Summary: Role of glia-derived cholesterol in synaptogenesis:
new revelations in the synapse­glia affair
Christian Goš ritz, Daniela H. Mauch, Karl Naš gler, Frank W. Pfrieger*
Max-Planck/CNRS Group, UPR 2356, Centre de Neurochimie, 5, rue Blaise Pascal, F-67084 Strasbourg, France.
Brain development and function relies on the exchange of signals between neurons and glial cells. Here we review a series of
recent studies on cultures of purified retinal ganglion cells (RGCs) that point to a new role of glial cells in the formation and plas-
ticity of synaptic connections.

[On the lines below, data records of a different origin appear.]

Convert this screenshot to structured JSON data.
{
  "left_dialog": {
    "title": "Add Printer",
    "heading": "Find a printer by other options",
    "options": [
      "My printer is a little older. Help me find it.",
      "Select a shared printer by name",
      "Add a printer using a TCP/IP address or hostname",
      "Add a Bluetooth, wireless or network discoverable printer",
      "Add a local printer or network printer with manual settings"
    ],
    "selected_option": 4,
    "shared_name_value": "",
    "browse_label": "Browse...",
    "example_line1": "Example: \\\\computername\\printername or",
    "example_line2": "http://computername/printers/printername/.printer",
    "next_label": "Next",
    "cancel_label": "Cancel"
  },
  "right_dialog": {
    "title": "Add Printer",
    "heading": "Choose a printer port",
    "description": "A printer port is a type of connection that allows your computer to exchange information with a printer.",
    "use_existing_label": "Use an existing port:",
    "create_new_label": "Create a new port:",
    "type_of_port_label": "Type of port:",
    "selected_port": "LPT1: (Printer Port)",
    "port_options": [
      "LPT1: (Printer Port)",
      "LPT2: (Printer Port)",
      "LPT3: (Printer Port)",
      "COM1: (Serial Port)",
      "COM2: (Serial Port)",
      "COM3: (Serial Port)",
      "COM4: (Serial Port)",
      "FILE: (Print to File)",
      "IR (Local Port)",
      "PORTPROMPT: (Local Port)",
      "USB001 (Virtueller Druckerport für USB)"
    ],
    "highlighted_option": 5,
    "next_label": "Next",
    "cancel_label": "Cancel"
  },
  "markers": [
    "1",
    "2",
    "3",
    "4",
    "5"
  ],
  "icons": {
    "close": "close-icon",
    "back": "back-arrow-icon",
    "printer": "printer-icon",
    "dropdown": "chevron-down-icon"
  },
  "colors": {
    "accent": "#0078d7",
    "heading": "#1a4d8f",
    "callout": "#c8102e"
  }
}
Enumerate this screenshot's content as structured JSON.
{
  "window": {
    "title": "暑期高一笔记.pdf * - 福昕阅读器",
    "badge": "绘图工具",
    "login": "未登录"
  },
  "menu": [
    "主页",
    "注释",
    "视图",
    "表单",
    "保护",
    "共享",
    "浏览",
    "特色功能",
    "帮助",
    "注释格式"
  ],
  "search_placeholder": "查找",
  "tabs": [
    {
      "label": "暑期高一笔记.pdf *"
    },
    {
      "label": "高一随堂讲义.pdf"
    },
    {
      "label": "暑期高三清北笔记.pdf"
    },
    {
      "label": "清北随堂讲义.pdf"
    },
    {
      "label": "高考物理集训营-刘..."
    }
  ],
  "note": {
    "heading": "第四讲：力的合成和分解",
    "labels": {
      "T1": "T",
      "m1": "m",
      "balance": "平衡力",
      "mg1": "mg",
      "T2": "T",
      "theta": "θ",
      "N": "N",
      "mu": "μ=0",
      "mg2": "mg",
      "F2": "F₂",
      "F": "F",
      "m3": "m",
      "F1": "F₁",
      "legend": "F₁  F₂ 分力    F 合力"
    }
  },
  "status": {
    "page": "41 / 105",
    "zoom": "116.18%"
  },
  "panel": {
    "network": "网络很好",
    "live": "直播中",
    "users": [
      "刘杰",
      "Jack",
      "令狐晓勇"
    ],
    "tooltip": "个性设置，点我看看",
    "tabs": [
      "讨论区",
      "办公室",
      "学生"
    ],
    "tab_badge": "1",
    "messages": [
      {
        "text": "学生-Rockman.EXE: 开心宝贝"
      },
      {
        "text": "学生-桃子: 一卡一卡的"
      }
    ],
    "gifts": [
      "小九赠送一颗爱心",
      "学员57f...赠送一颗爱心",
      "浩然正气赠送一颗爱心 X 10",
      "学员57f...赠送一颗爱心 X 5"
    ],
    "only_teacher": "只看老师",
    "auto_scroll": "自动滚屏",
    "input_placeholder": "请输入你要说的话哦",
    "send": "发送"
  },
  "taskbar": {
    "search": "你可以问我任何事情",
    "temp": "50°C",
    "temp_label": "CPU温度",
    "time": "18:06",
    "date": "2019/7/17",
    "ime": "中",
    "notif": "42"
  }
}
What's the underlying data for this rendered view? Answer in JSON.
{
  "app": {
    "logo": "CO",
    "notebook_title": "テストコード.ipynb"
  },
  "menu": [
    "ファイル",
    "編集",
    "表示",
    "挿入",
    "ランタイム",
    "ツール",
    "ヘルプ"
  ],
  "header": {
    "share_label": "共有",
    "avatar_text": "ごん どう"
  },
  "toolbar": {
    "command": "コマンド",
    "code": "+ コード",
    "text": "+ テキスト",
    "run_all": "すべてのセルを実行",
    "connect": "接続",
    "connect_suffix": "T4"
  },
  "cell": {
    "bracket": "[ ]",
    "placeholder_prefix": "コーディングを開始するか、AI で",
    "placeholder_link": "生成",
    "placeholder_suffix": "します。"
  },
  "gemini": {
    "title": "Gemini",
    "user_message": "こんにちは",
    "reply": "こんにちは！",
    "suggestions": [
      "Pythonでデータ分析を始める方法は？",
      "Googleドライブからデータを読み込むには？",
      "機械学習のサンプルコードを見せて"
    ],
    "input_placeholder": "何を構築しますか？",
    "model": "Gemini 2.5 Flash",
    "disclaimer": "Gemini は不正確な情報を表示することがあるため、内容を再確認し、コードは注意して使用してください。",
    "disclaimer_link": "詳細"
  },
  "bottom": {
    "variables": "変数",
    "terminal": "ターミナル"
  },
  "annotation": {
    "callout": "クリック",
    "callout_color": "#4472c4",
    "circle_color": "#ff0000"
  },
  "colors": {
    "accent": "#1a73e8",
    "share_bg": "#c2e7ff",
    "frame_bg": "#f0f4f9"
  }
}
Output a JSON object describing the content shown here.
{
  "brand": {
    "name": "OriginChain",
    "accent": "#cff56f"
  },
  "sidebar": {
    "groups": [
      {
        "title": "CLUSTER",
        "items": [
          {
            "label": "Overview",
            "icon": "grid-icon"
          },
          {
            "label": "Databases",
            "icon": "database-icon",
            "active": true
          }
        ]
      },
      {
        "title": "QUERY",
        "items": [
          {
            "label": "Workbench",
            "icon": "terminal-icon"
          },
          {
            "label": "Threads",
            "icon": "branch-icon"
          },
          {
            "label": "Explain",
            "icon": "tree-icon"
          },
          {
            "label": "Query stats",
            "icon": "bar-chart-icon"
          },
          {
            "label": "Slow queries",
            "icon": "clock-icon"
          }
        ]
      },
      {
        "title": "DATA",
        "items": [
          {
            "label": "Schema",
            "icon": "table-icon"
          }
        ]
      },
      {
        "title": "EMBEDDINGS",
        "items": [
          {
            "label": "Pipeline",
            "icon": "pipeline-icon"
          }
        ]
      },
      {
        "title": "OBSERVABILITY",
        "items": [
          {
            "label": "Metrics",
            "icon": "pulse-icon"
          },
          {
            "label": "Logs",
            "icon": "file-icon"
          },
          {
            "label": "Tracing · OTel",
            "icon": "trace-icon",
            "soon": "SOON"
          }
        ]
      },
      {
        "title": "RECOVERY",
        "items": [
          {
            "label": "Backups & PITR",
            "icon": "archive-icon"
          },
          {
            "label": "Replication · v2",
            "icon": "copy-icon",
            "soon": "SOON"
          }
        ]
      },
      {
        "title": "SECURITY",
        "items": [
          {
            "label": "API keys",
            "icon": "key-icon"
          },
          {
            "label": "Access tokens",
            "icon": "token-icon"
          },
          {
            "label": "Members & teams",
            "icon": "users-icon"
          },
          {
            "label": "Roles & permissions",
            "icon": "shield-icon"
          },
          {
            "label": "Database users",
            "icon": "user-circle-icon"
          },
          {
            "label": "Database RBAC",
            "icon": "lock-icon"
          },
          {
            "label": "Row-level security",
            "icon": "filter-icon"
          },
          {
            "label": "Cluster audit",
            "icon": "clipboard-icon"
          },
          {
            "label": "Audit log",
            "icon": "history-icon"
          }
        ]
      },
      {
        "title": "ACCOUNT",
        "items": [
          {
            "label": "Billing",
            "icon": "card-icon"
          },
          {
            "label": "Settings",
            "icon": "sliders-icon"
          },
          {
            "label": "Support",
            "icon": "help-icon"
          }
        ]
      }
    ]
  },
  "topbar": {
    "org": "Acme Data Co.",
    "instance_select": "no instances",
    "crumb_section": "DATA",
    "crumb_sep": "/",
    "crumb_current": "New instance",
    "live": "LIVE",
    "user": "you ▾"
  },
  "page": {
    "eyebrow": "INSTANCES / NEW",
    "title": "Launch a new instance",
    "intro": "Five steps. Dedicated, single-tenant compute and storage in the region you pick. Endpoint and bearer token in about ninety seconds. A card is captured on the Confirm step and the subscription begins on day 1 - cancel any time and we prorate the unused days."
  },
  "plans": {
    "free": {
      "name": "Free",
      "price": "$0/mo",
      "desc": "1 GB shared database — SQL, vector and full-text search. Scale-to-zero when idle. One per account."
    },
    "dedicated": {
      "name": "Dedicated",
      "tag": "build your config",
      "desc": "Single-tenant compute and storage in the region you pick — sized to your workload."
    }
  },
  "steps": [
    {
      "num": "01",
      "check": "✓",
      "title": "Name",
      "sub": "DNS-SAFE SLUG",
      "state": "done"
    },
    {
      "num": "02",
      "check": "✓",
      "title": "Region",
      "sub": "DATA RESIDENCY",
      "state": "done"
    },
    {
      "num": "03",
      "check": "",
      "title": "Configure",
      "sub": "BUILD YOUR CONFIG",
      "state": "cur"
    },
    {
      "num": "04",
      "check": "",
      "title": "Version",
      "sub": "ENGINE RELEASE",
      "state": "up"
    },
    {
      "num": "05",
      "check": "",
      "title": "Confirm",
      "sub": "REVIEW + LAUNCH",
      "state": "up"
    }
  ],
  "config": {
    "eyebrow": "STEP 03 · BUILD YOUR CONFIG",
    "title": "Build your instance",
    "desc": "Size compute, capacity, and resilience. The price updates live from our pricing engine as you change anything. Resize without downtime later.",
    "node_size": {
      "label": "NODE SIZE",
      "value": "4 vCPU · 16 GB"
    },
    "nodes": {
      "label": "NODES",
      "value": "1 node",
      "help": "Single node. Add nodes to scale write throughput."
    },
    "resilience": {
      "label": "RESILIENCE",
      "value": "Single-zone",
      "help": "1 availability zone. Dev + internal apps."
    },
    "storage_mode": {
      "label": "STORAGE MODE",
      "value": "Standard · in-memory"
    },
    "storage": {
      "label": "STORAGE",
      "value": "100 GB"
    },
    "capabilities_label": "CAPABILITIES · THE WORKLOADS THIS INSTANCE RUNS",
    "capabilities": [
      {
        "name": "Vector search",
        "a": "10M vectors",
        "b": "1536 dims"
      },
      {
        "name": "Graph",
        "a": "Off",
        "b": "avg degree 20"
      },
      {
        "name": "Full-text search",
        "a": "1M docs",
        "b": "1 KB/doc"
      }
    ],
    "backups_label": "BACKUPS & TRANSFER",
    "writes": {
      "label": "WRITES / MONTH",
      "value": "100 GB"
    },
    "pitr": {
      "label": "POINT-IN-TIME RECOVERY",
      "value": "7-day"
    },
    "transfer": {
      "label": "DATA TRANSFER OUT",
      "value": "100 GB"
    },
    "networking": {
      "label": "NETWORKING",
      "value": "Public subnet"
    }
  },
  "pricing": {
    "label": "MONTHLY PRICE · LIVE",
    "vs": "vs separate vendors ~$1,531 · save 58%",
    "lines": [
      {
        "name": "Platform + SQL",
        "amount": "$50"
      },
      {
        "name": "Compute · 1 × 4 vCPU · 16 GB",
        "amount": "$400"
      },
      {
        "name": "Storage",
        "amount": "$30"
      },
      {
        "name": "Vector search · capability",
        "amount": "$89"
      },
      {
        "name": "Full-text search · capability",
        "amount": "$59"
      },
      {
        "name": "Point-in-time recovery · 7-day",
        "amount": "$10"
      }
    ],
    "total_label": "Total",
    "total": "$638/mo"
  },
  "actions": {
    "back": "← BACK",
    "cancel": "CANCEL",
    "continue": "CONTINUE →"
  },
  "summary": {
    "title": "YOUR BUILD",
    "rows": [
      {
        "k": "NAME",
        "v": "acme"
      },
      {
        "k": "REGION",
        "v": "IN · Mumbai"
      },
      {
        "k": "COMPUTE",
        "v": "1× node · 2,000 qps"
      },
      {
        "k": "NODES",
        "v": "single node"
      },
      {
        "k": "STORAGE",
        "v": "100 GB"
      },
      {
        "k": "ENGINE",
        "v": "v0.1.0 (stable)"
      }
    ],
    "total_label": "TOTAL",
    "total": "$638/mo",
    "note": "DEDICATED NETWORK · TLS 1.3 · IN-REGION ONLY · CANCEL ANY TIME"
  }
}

The results suggest that neurons must import glia-derived cholesterol via lipoproteins to form
numerous and efficient synaptic connections. This finding may explain why throughout the central nervous system (CNS) the main
phase of synaptogenesis starts synchronously after glia differentiation and why astrocytes produce apolipoprotein E (apoE) and
cholesterol-containing lipoproteins. Experimental tests of these hypotheses may further our understanding of the cholesterol
metabolism in the brain and may help to explain neurologic symptoms resulting from defective cholesterol and lipoprotein
# 2002 Elsevier Science Ltd. All rights reserved.
Keywords: Synapses; Neuroglia; Cholesterol; Apolipoprotein E; Alzheimer's disease; Niemann-Pick type C disease
1. Introduction
Throughout their life, neurons rely on intimate affairs
with changing glial partners. While growing up, they
require guidance from radial glia to reach their final
place in the brain [15], their growth cones follow glial


Source: Alford, Simon - Department of Biological Sciences, University of Illinois at Chicago


Collections: Biology and Medicine